An EISA awardee 2018, JBL Endurance DIVE has many features you’ll be proud of. Better than the Sony sports headphones we reviewed, these wireless headphones have a rating of IPX7 that’s waterproof for swimming. It’s never been more fun to listen to music with its built-in MP3 player for 1 GB capacity (can store 200 songs or more).
Plus, when it is fully charged it can hold up to 8 hours of music playback. Charge it 10 minutes and you already get an hour of playing it.
Moreover, it features FlexSoft and TwistLock engineered for a flexible and soft earbud that’s secured over your ear with a hook. Its controls are accessible from an ergonomic touch and tap which doesn’t involve much so that your workout will continue without getting distracted from it.
The Endurance Dive’s special feature is its automatic on and off. It turns on as soon as you wear it and off when you take it off. It also comes with a silicone headphone case to carry it with you wherever you go.
For its features and price, it seems to be an exponentially better option than the Sony wireless headphones. You get your good money’s worth with JBL Endurance DIVE.
Best Headphones for Home Theater and Music
6. Grado GW100 Wireless Headphones
Ace open back headphones featuring Bluetooth 4.2. The Old school Audio Wonder.
Frequency Response: 20Hz-20KHz | Impedance: 32 ohms | Sensitivity: 42dB +/- 3dB 99.8 dB (SPL) | Battery: 15 hours | Wireless: Yes | Noise Cancelling: No | Bluetooth version: 4.2 with apt-X | Working Distance: 10m
Price: NZ$395.91, order here
Pros: Acoustically great headphones. Nice classic style. Bluetooth connectivity. Affordable.
Cons: It lets in ambient noise from outside. Less battery power at 15 hours.
The first of its kind for open-back headphones having a Bluetooth functionality, Grado GW100 headphones take you to the golden years when things we use now were just getting invented. Talk about flying in a legendary Spitfire plane. Alright, Let’s cut to the chase. The beauty of this over-ear headphone not only is present in its design but also in its amazing sound quality.

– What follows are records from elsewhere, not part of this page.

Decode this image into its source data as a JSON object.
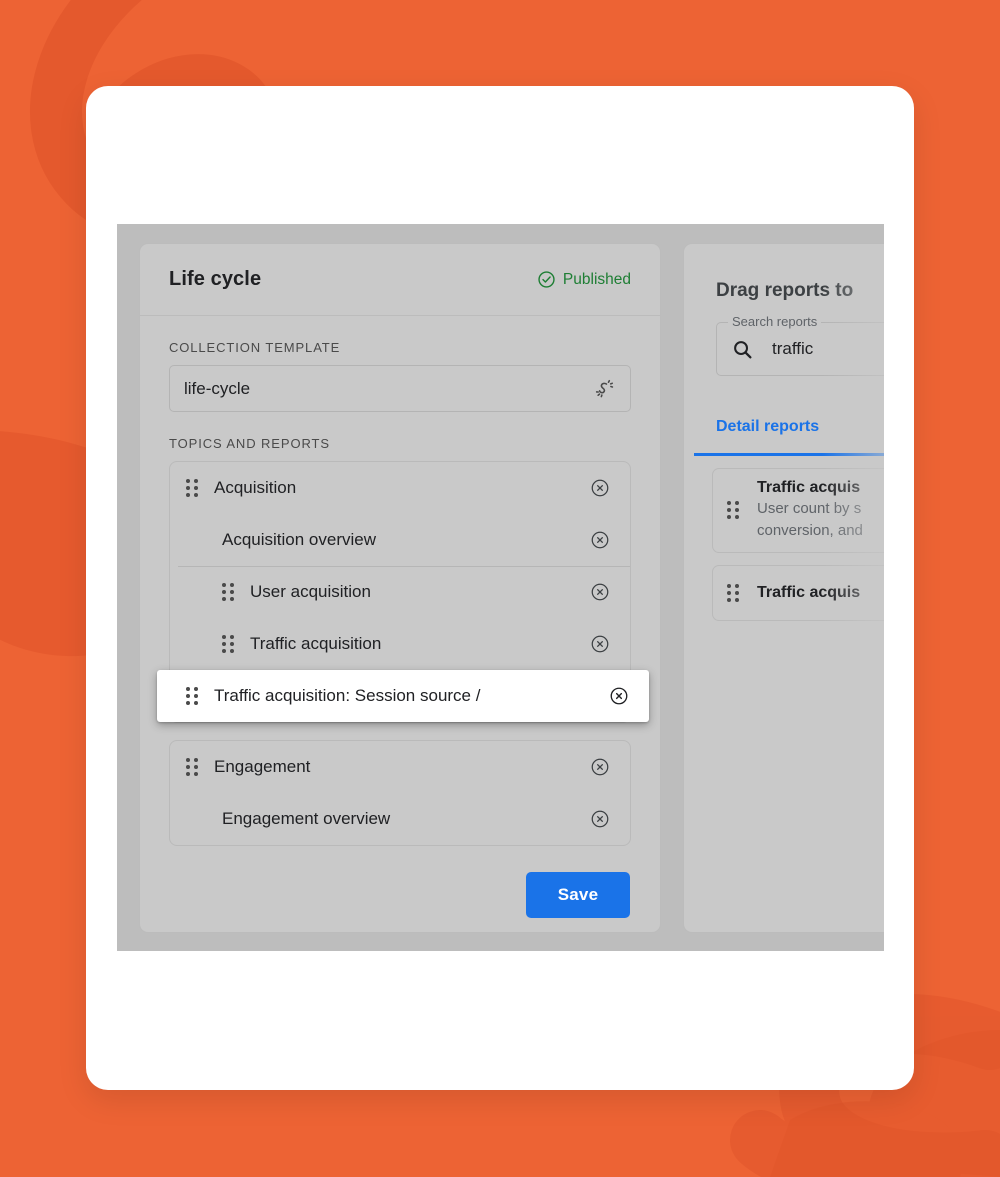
{
  "theme": {
    "background_color": "#ED6334",
    "panel_color": "#C9C9C9",
    "viewport_color": "#BDBDBD",
    "accent_blue": "#1A73E8",
    "published_green": "#1E7E34"
  },
  "collection_editor": {
    "title": "Life cycle",
    "status": {
      "label": "Published",
      "icon": "check-circle-icon"
    },
    "template_section_label": "COLLECTION TEMPLATE",
    "template_value": "life-cycle",
    "template_icon": "auto-generate-icon",
    "topics_section_label": "TOPICS AND REPORTS",
    "groups": [
      {
        "rows": [
          {
            "label": "Acquisition",
            "kind": "topic",
            "draggable": true,
            "separator_above": false
          },
          {
            "label": "Acquisition overview",
            "kind": "report",
            "draggable": false,
            "separator_above": false
          },
          {
            "label": "User acquisition",
            "kind": "report",
            "draggable": true,
            "separator_above": true
          },
          {
            "label": "Traffic acquisition",
            "kind": "report",
            "draggable": true,
            "separator_above": false
          },
          {
            "label": "Traffic acquisition: Session source /",
            "kind": "report",
            "draggable": true,
            "separator_above": false,
            "dragging": true
          }
        ]
      },
      {
        "rows": [
          {
            "label": "Engagement",
            "kind": "topic",
            "draggable": true,
            "separator_above": false
          },
          {
            "label": "Engagement overview",
            "kind": "report",
            "draggable": false,
            "separator_above": false
          }
        ]
      }
    ],
    "remove_icon": "remove-circle-icon",
    "save_label": "Save"
  },
  "report_library": {
    "title": "Drag reports to",
    "search": {
      "legend": "Search reports",
      "value": "traffic",
      "icon": "search-icon"
    },
    "tabs": [
      {
        "label": "Detail reports",
        "active": true
      }
    ],
    "cards": [
      {
        "title": "Traffic acquis",
        "description": "User count by s\nconversion, and",
        "has_description": true
      },
      {
        "title": "Traffic acquis",
        "description": "",
        "has_description": false
      }
    ]
  }
}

You’ll enjoy playing your tunes with its 15 hours of battery life. Sync it to your phone. Watch movies with it. You will love this pair just like others who said, “Grado’s first Bluetooth headphones are everything I wanted them to be” and “Editor’s choice and Best Overall Headphone.”
Inside the box it has 3.5mm audio cable, micro USB charging cable and a Grado story sheet that regaled their start in Brooklyn in the 1950s.
Having the audio component open from the back, the sound that you hear escapes although the lesser thanks to its brilliant design. Conversely, sounds from outside might creep in unwantedly. So, if you’re going out on the streets with the quake barrage of ongoing construction and some traffic noises, chances are they won’t totally be blocked. Still with GW100, the good features more than outweigh the bad.
Plus, it’s very affordable to get for such a striking pair!